Spring forward, fall… asleep at your desk?
Daylight saving is just around the corner, and Hoag neurologist and renowned sleep specialist Jose Puangco, M.D., suggests preparing your body now for the under-appreciated effect that a shift in time can make.
“Sleep is a function of the brain, and the brain needs time to adjust to a new schedule. In fact, research shows most of us feel the effect of time changes for days after we reset our clocks,” said Dr. Puangco, service chief of Hoag’s Judy & Richard Voltmer Sleep Center and Irvine Sleep Center.
Go to bed 15 minutes early, starting several days before the March 12 shift. For the next few nights, go to bed 15 minutes earlier than the night before, until you hit your normal bedtime by March 13. “You’ll want to make an extra effort to be well-rested the week before the time change,” Dr. Puangco said. “If you need to catch-up with naps after the shift, limit them to 15 or 20 minutes in the early afternoon.”
Avoid sleeping in in the morning. “This is a common mistake, and it only serves to throw off your rhythm even more,” Dr. Puangco said. “The key to good sleep is consistency. If possible, I recommend waking up at the same time on the weekends, which can make Monday mornings easier to bear.”
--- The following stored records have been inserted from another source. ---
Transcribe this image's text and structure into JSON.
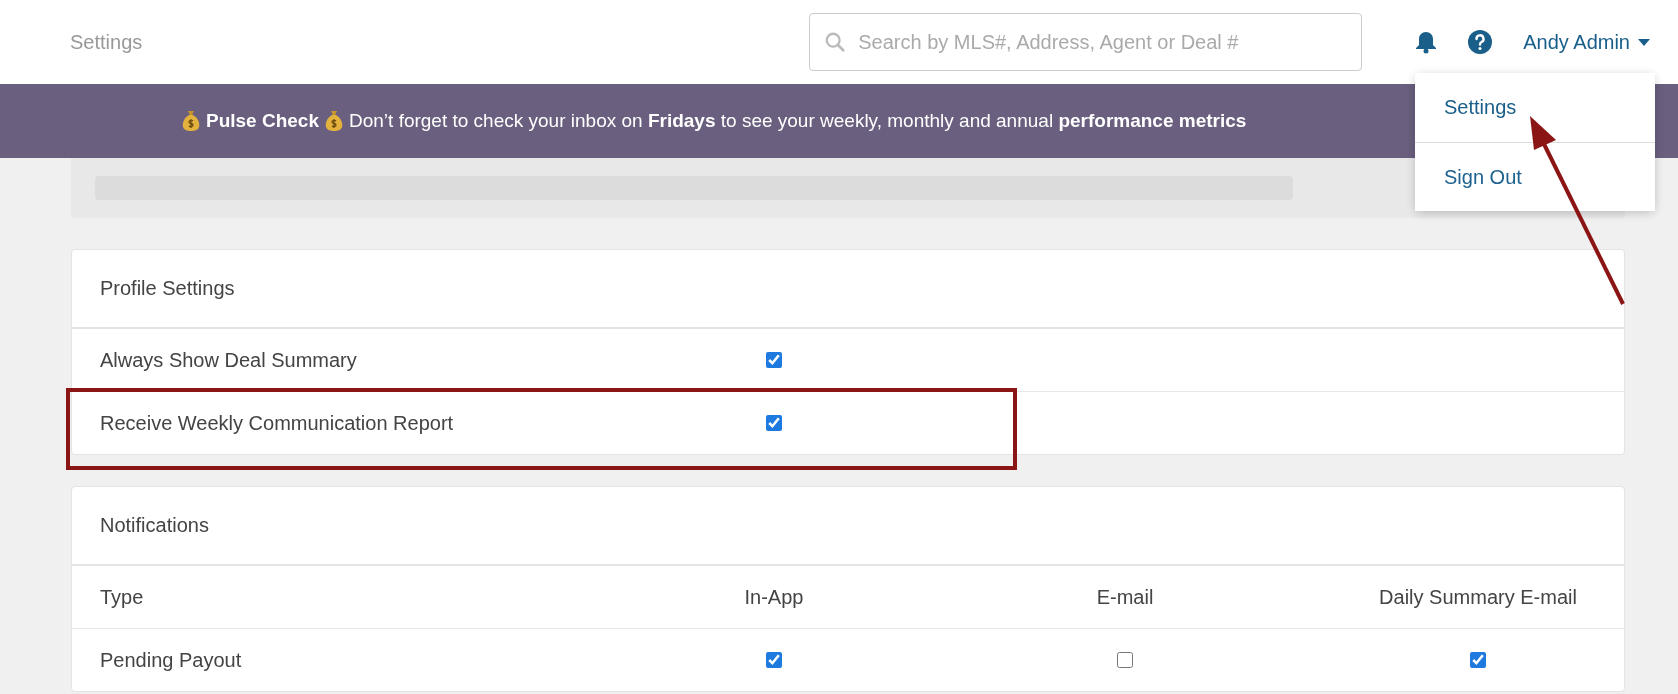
{
  "header": {
    "title": "Settings",
    "search": {
      "placeholder": "Search by MLS#, Address, Agent or Deal #"
    },
    "user": "Andy Admin"
  },
  "user_menu": {
    "items": [
      {
        "label": "Settings",
        "selected": true
      },
      {
        "label": "Sign Out",
        "selected": false
      }
    ]
  },
  "banner": {
    "title": "Pulse Check",
    "message": "Don’t forget to check your inbox on **Fridays** to see your weekly, monthly and annual **performance metrics**"
  },
  "profile_settings": {
    "title": "Profile Settings",
    "rows": [
      {
        "label": "Always Show Deal Summary",
        "checked": true,
        "highlighted": false
      },
      {
        "label": "Receive Weekly Communication Report",
        "checked": true,
        "highlighted": true
      }
    ]
  },
  "notifications": {
    "title": "Notifications",
    "columns": [
      "Type",
      "In-App",
      "E-mail",
      "Daily Summary E-mail"
    ],
    "rows": [
      {
        "type": "Pending Payout",
        "in_app": true,
        "email": false,
        "daily_summary": true
      }
    ]
  }
}
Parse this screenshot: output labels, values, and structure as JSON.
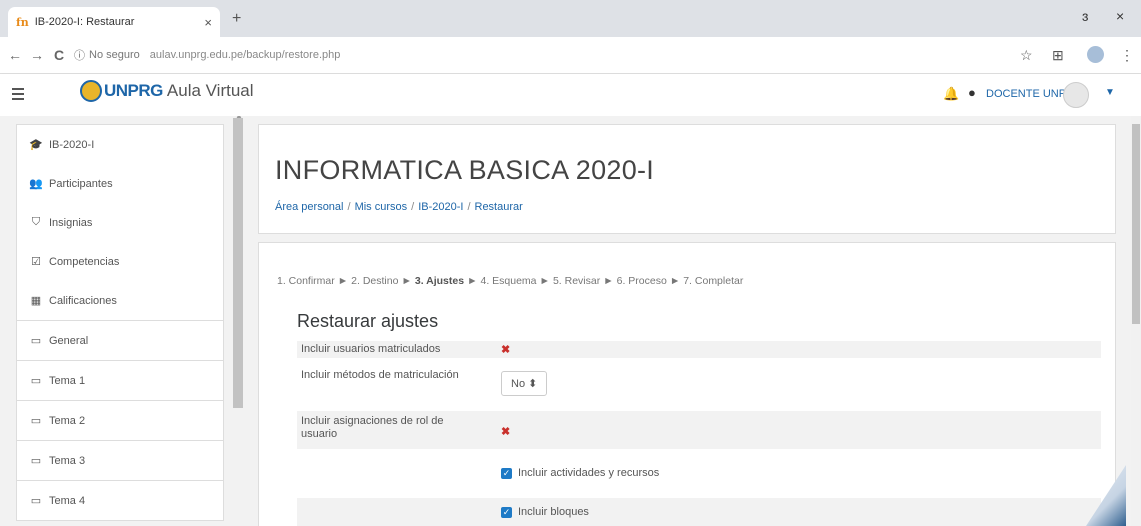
{
  "browser": {
    "tab": {
      "favicon": "fn",
      "title": "IB-2020-I: Restaurar",
      "close": "×"
    },
    "new_tab": "+",
    "window_controls": {
      "minimize": "ɜ",
      "close": "×"
    },
    "nav": {
      "back": "←",
      "forward": "→",
      "reload": "C"
    },
    "address": {
      "security_icon": "ⓘ",
      "security_label": "No seguro",
      "url": "aulav.unprg.edu.pe/backup/restore.php"
    },
    "right_icons": {
      "star": "☆",
      "extensions": "⊞",
      "menu": "⋮"
    }
  },
  "navbar": {
    "menu_icon": "hamburger-icon",
    "logo_text": "UNPRG",
    "site_name": "Aula Virtual",
    "user_name": "DOCENTE UNPRG",
    "bell": "🔔",
    "chat": "●",
    "caret": "▼"
  },
  "drawer": {
    "items": [
      {
        "icon": "🎓",
        "label": "IB-2020-I"
      },
      {
        "icon": "👥",
        "label": "Participantes"
      },
      {
        "icon": "⛉",
        "label": "Insignias"
      },
      {
        "icon": "☑",
        "label": "Competencias"
      },
      {
        "icon": "▦",
        "label": "Calificaciones"
      },
      {
        "icon": "▭",
        "label": "General"
      },
      {
        "icon": "▭",
        "label": "Tema 1"
      },
      {
        "icon": "▭",
        "label": "Tema 2"
      },
      {
        "icon": "▭",
        "label": "Tema 3"
      },
      {
        "icon": "▭",
        "label": "Tema 4"
      }
    ]
  },
  "header": {
    "course_title": "INFORMATICA BASICA 2020-I",
    "breadcrumb": [
      "Área personal",
      "Mis cursos",
      "IB-2020-I",
      "Restaurar"
    ],
    "breadcrumb_sep": "/"
  },
  "steps": {
    "items": [
      "1. Confirmar",
      "2. Destino",
      "3. Ajustes",
      "4. Esquema",
      "5. Revisar",
      "6. Proceso",
      "7. Completar"
    ],
    "current_index": 2,
    "arrow": "►"
  },
  "settings": {
    "title": "Restaurar ajustes",
    "rows": [
      {
        "label": "Incluir usuarios matriculados",
        "value": "✖"
      },
      {
        "label": "Incluir métodos de matriculación",
        "select": "No ⬍"
      },
      {
        "label": "Incluir asignaciones de rol de usuario",
        "value": "✖"
      },
      {
        "label": "",
        "checkbox": "Incluir actividades y recursos",
        "checked": true
      },
      {
        "label": "",
        "checkbox": "Incluir bloques",
        "checked": true
      }
    ],
    "check_glyph": "✓"
  }
}
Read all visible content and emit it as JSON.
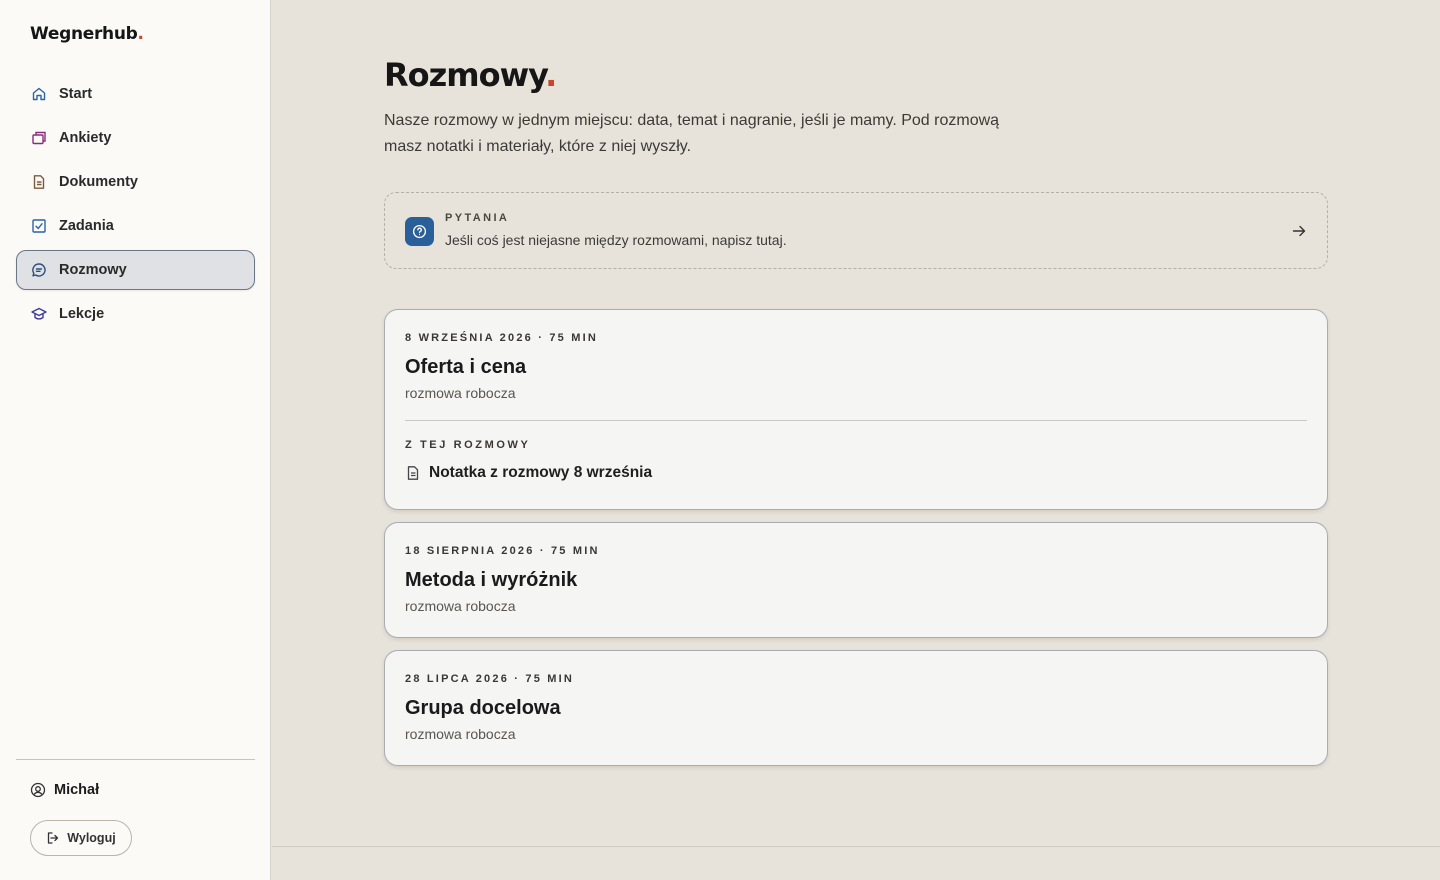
{
  "brand": {
    "name": "Wegnerhub",
    "dot": "."
  },
  "sidebar": {
    "items": [
      {
        "label": "Start",
        "icon": "home-icon",
        "active": false
      },
      {
        "label": "Ankiety",
        "icon": "survey-icon",
        "active": false
      },
      {
        "label": "Dokumenty",
        "icon": "document-icon",
        "active": false
      },
      {
        "label": "Zadania",
        "icon": "checkbox-icon",
        "active": false
      },
      {
        "label": "Rozmowy",
        "icon": "chat-icon",
        "active": true
      },
      {
        "label": "Lekcje",
        "icon": "graduation-cap-icon",
        "active": false
      }
    ],
    "user": {
      "name": "Michał",
      "icon": "user-circle-icon"
    },
    "logout_label": "Wyloguj"
  },
  "page": {
    "title": "Rozmowy",
    "title_dot": ".",
    "intro": "Nasze rozmowy w jednym miejscu: data, temat i nagranie, jeśli je mamy. Pod rozmową masz notatki i materiały, które z niej wyszły.",
    "question": {
      "heading": "PYTANIA",
      "text": "Jeśli coś jest niejasne między rozmowami, napisz tutaj.",
      "icon": "question-circle-icon"
    }
  },
  "conversations": [
    {
      "meta": "8 WRZEŚNIA 2026 · 75 MIN",
      "title": "Oferta i cena",
      "subtitle": "rozmowa robocza",
      "from_heading": "Z TEJ ROZMOWY",
      "note": "Notatka z rozmowy 8 września"
    },
    {
      "meta": "18 SIERPNIA 2026 · 75 MIN",
      "title": "Metoda i wyróżnik",
      "subtitle": "rozmowa robocza"
    },
    {
      "meta": "28 LIPCA 2026 · 75 MIN",
      "title": "Grupa docelowa",
      "subtitle": "rozmowa robocza"
    }
  ],
  "colors": {
    "accent_dot": "#c8462b",
    "question_icon_bg": "#2a5f9a",
    "nav_icon_blue": "#2b63a7",
    "nav_icon_purple": "#5a3fa0"
  }
}
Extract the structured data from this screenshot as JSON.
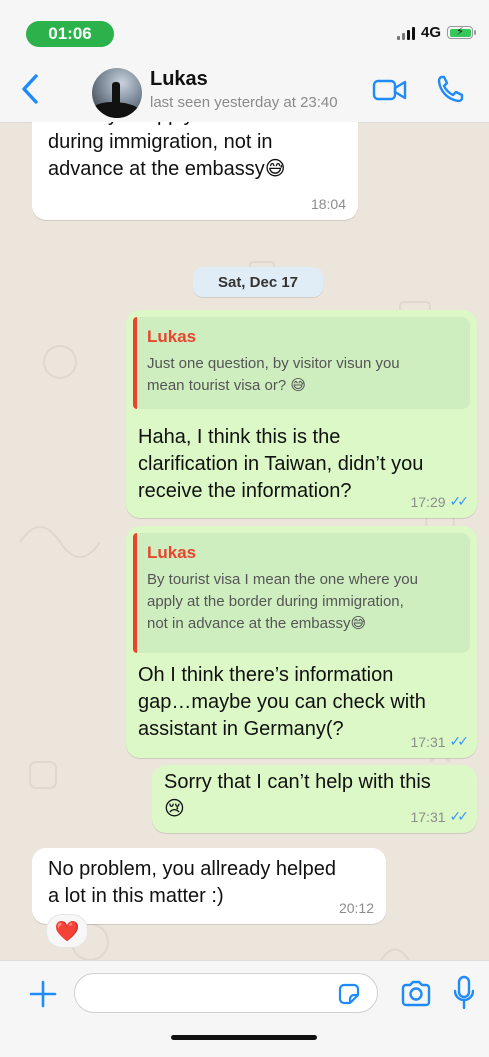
{
  "status_bar": {
    "time": "01:06",
    "network": "4G",
    "battery_icon": "battery-charging-icon",
    "signal_icon": "signal-bars-icon"
  },
  "header": {
    "contact_name": "Lukas",
    "last_seen": "last seen yesterday at 23:40",
    "back_icon": "back-chevron-icon",
    "video_icon": "video-call-icon",
    "phone_icon": "phone-call-icon"
  },
  "chat": {
    "date_chip": "Sat, Dec 17",
    "messages": [
      {
        "direction": "incoming",
        "text": "where you apply at the border\nduring immigration, not in\nadvance at the embassy😅",
        "time": "18:04"
      },
      {
        "direction": "outgoing",
        "quote_author": "Lukas",
        "quote_text": "Just one question, by visitor visun you\nmean tourist visa or? 😅",
        "text": "Haha, I think this is the\nclarification in Taiwan, didn’t you\nreceive the information?",
        "time": "17:29",
        "status": "read"
      },
      {
        "direction": "outgoing",
        "quote_author": "Lukas",
        "quote_text": "By tourist visa I mean the one where you\napply at the border during immigration,\nnot in advance at the embassy😅",
        "text": "Oh I think there’s information\ngap…maybe you can check with\nassistant in Germany(?",
        "time": "17:31",
        "status": "read"
      },
      {
        "direction": "outgoing",
        "text": "Sorry that I can’t help with this\n😢",
        "time": "17:31",
        "status": "read"
      },
      {
        "direction": "incoming",
        "text": "No problem, you allready helped\na lot in this matter :)",
        "time": "20:12",
        "reaction": "❤️"
      }
    ]
  },
  "input_bar": {
    "plus_icon": "plus-icon",
    "sticker_icon": "sticker-icon",
    "camera_icon": "camera-icon",
    "mic_icon": "microphone-icon",
    "text_value": ""
  },
  "colors": {
    "accent": "#1f8bfa",
    "outgoing_bubble": "#dcf8c6",
    "incoming_bubble": "#ffffff",
    "quote_author": "#e8452d",
    "read_ticks": "#3497f9",
    "time_pill": "#2bb24a"
  }
}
Take sleep seriously. There is a reason traffic accidents tend to increase around daylight saving time. “The hour lost causes sleep deprivation in most people, and can linger for days to weeks,” Dr. Puangco said. “This can affect learning and memory, metabolism and even cardiovascular health.”
Want to learn more about how to make sleep health a priority? Reach out to a Hoag primary care physician at www.hoag.org, and set yourself up for a good morning!